→ **Your objective**
Every line containing the string "title" should be returned from the records.

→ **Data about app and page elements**
•••

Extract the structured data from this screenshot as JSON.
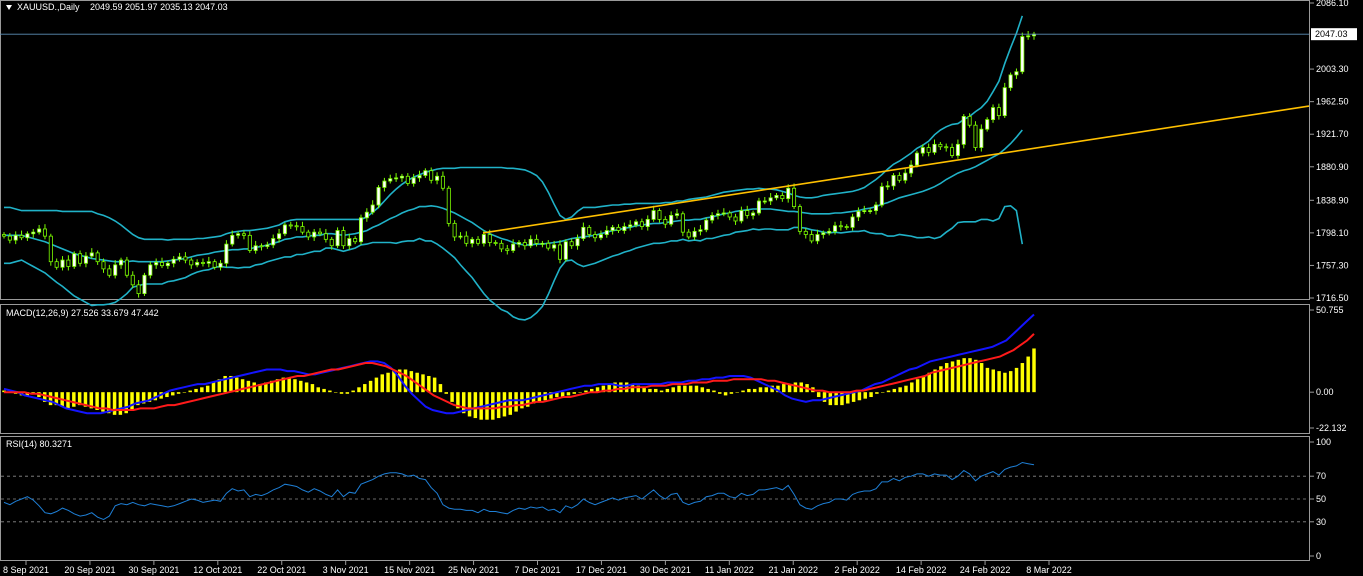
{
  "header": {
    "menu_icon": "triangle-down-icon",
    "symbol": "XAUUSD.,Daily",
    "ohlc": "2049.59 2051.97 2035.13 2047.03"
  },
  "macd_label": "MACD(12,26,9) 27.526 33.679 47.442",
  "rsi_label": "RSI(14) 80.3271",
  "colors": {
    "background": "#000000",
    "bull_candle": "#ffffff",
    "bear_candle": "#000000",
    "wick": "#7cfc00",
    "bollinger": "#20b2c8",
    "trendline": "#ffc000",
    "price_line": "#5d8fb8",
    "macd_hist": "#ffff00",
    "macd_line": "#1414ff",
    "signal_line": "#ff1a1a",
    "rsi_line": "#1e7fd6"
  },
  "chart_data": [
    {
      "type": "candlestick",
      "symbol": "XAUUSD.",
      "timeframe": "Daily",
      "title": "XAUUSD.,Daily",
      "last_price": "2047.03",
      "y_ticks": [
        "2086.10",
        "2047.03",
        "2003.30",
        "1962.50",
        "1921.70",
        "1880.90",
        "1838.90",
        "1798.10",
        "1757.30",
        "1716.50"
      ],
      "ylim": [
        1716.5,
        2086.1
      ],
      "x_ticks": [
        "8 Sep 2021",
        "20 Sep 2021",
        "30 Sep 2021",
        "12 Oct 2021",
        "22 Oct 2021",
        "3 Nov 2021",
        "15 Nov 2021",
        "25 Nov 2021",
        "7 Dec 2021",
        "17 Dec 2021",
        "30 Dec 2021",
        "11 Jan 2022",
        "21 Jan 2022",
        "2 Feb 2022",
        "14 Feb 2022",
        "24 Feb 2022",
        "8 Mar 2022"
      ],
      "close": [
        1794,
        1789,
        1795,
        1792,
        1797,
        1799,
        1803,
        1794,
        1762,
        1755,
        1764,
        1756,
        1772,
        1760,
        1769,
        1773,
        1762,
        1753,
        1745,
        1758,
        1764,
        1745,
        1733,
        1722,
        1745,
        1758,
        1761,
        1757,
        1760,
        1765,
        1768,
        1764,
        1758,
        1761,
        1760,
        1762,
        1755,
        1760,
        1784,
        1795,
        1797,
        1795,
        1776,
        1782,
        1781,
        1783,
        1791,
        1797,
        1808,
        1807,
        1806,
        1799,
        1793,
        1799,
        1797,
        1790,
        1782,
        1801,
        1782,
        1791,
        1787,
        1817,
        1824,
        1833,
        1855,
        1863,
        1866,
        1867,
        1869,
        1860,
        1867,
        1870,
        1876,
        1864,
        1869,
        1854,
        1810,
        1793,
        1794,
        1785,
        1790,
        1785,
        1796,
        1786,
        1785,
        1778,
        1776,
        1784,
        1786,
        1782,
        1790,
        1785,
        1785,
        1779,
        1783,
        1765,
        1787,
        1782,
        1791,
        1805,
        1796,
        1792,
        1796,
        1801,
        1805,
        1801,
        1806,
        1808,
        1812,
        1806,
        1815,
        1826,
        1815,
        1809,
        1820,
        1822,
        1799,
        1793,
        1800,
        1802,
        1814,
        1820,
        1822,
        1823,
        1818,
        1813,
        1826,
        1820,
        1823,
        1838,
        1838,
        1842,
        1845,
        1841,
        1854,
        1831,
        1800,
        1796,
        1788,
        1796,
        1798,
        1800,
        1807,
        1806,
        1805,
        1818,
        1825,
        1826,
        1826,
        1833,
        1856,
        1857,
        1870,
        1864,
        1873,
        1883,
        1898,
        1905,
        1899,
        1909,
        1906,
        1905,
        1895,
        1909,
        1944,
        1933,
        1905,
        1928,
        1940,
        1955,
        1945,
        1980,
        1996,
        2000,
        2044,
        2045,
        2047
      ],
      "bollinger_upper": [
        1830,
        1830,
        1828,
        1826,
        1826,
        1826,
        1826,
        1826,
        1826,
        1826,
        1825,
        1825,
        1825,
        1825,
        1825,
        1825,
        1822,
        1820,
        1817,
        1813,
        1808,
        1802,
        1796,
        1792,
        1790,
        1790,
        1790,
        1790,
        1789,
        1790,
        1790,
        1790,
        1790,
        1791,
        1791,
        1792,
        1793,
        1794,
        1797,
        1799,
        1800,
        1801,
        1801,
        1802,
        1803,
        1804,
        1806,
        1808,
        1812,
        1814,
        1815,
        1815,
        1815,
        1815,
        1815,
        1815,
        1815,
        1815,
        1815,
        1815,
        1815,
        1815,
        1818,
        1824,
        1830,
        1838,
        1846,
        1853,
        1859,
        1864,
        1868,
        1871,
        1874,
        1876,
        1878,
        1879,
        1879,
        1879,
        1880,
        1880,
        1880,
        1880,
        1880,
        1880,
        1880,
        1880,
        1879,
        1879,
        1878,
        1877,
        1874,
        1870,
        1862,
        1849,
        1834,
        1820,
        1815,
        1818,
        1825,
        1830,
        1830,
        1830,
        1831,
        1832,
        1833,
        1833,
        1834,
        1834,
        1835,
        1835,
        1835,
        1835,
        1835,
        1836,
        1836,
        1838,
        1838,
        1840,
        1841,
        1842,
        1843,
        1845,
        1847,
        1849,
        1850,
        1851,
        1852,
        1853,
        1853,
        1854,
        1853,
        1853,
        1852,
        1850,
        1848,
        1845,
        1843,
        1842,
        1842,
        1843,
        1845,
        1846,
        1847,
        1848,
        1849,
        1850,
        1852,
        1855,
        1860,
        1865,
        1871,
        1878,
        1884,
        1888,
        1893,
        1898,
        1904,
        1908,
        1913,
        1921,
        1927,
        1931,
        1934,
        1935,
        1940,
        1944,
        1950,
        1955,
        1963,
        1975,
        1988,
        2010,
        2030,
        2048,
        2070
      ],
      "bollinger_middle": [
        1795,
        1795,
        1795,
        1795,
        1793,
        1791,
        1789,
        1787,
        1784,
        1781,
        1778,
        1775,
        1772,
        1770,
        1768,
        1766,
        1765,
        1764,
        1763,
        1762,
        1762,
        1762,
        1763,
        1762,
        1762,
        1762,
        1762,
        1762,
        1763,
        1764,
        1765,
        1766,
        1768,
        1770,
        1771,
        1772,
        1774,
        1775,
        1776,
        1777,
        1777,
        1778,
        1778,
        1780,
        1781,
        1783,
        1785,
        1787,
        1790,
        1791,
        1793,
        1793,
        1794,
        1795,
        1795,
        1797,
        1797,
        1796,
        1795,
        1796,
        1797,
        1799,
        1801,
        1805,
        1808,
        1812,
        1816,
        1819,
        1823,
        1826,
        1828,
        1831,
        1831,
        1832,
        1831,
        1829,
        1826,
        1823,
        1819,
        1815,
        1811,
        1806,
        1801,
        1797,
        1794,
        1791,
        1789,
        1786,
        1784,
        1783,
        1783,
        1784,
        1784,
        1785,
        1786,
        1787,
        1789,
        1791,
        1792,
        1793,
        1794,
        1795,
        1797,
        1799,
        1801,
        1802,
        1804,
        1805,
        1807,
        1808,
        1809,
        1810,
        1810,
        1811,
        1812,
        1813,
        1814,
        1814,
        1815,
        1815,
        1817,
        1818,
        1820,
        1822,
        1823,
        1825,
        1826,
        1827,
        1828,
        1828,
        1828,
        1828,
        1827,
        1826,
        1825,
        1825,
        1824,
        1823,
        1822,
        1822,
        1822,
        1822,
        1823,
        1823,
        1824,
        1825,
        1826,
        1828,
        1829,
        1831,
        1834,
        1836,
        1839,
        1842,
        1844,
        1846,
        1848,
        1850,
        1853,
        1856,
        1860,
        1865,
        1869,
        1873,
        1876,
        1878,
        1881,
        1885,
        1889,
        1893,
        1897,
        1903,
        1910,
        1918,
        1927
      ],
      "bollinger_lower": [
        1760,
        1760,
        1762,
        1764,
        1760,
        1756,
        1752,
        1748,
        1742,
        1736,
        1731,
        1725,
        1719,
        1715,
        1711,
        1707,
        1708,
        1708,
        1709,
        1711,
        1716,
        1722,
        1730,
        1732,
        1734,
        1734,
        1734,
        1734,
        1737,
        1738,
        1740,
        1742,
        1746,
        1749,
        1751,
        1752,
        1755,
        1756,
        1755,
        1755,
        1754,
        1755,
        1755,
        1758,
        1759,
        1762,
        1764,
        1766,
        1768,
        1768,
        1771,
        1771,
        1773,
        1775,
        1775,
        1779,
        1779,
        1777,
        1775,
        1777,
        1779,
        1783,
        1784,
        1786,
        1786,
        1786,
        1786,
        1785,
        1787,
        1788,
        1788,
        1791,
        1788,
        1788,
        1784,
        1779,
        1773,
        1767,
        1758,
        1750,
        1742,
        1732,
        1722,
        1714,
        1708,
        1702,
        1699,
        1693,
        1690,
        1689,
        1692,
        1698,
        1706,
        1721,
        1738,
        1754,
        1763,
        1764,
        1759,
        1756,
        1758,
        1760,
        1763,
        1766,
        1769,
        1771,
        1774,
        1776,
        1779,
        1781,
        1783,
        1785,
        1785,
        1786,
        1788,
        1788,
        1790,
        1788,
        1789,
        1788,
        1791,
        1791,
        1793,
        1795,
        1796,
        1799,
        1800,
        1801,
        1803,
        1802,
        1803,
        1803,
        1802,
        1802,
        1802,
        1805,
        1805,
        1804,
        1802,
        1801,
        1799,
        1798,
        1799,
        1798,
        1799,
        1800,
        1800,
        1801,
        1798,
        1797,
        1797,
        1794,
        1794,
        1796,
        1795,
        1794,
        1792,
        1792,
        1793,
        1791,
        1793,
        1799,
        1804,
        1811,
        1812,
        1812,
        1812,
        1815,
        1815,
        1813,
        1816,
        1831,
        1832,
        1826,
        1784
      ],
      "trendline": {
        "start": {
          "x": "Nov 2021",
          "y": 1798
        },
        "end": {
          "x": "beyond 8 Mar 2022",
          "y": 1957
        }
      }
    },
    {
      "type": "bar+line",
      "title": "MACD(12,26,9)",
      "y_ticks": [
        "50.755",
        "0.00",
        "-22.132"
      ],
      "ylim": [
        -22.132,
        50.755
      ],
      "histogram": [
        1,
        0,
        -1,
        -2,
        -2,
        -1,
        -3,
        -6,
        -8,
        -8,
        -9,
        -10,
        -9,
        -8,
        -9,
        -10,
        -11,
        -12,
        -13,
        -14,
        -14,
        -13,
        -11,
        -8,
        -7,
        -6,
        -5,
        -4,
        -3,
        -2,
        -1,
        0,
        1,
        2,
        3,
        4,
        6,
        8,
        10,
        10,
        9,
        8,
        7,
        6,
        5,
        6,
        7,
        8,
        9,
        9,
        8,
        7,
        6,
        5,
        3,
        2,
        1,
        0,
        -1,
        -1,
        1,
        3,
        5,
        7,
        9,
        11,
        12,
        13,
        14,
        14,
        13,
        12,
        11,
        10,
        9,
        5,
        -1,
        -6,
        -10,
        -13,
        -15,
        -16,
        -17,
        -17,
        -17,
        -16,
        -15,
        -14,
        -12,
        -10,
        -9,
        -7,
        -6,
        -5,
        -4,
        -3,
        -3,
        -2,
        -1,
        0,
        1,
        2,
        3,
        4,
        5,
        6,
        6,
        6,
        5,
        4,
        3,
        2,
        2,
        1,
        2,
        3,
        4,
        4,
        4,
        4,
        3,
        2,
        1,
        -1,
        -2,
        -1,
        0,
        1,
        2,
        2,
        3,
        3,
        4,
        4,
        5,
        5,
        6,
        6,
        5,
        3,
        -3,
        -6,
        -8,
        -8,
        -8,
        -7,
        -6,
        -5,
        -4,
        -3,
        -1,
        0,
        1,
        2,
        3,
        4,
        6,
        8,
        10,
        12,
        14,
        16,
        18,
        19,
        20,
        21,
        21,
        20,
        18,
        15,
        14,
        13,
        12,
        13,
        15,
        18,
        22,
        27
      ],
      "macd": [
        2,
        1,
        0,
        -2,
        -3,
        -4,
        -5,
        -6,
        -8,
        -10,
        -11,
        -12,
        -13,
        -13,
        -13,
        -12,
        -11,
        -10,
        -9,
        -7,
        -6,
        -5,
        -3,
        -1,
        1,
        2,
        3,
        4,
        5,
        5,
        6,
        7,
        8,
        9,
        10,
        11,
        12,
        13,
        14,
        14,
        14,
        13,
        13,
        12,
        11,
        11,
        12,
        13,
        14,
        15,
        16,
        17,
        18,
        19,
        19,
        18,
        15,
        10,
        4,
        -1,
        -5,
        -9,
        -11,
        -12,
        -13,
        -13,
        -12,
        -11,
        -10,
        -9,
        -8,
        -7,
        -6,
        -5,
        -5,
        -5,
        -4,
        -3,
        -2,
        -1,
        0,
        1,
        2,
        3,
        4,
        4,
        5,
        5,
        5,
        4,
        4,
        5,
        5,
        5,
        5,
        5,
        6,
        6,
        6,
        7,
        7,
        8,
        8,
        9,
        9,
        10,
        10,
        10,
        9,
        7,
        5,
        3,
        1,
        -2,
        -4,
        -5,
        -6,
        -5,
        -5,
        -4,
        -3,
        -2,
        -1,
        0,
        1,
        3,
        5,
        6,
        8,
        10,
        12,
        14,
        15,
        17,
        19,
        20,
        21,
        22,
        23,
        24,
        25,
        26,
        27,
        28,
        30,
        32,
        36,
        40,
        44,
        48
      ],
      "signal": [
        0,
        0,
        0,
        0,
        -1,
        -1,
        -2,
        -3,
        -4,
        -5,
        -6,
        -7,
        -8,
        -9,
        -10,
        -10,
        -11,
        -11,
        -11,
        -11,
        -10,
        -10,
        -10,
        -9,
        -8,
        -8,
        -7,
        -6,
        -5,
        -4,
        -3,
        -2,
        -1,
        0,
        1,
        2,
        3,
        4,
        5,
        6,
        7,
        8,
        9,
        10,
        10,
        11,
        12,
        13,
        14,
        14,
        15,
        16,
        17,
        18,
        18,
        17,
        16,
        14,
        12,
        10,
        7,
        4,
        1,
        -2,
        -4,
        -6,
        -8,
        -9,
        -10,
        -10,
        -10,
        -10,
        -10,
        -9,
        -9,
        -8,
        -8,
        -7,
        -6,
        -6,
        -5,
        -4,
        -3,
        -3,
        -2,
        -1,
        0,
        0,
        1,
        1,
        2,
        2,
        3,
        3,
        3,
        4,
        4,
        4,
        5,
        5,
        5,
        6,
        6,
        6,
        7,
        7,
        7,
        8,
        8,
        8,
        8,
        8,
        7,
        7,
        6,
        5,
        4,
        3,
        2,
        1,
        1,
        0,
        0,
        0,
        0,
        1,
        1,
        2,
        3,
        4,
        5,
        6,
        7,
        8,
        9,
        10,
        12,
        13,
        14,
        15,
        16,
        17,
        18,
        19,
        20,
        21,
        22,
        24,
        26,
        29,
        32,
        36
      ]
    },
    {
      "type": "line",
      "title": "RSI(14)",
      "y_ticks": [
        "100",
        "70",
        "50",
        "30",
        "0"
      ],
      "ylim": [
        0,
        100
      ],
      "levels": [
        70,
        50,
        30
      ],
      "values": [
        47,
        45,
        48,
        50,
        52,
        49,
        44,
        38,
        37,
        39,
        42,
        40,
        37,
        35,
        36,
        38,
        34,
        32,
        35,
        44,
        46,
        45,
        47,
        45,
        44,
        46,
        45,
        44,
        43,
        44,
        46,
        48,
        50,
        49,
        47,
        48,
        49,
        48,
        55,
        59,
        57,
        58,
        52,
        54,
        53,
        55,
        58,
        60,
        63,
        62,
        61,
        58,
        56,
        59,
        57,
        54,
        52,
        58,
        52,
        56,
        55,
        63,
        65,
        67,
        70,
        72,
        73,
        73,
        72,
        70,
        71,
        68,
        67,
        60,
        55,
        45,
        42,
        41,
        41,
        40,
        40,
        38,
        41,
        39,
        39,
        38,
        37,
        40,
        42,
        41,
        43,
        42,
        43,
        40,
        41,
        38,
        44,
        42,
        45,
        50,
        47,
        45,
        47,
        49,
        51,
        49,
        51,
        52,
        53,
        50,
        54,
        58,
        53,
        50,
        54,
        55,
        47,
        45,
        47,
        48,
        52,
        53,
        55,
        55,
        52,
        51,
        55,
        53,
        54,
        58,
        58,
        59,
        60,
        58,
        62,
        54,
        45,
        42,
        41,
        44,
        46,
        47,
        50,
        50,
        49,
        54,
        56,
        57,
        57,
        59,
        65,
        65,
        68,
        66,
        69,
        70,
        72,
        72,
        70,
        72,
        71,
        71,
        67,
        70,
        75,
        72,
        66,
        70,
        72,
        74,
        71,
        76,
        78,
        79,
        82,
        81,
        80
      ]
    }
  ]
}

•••

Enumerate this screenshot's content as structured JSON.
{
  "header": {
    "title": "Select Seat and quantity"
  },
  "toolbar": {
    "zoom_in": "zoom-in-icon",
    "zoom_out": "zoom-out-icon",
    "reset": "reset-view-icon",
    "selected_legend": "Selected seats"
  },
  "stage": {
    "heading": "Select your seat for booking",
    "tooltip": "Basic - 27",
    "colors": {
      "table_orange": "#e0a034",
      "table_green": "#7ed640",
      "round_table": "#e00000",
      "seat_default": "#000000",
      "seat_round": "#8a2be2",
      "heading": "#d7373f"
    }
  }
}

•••

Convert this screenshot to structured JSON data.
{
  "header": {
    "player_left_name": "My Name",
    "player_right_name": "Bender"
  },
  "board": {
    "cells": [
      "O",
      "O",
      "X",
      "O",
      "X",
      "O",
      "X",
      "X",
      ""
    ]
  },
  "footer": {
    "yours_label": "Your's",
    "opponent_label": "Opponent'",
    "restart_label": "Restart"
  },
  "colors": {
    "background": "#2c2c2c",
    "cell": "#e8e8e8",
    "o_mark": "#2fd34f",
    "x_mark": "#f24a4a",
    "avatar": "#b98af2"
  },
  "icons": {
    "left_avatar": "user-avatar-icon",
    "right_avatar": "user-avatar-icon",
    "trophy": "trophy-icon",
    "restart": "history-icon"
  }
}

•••

→ **Solution below**
      "title": "XAUUSD.,Daily",
      "title": "MACD(12,26,9)",
      "title": "RSI(14)",
    "title": "Select Seat and quantity"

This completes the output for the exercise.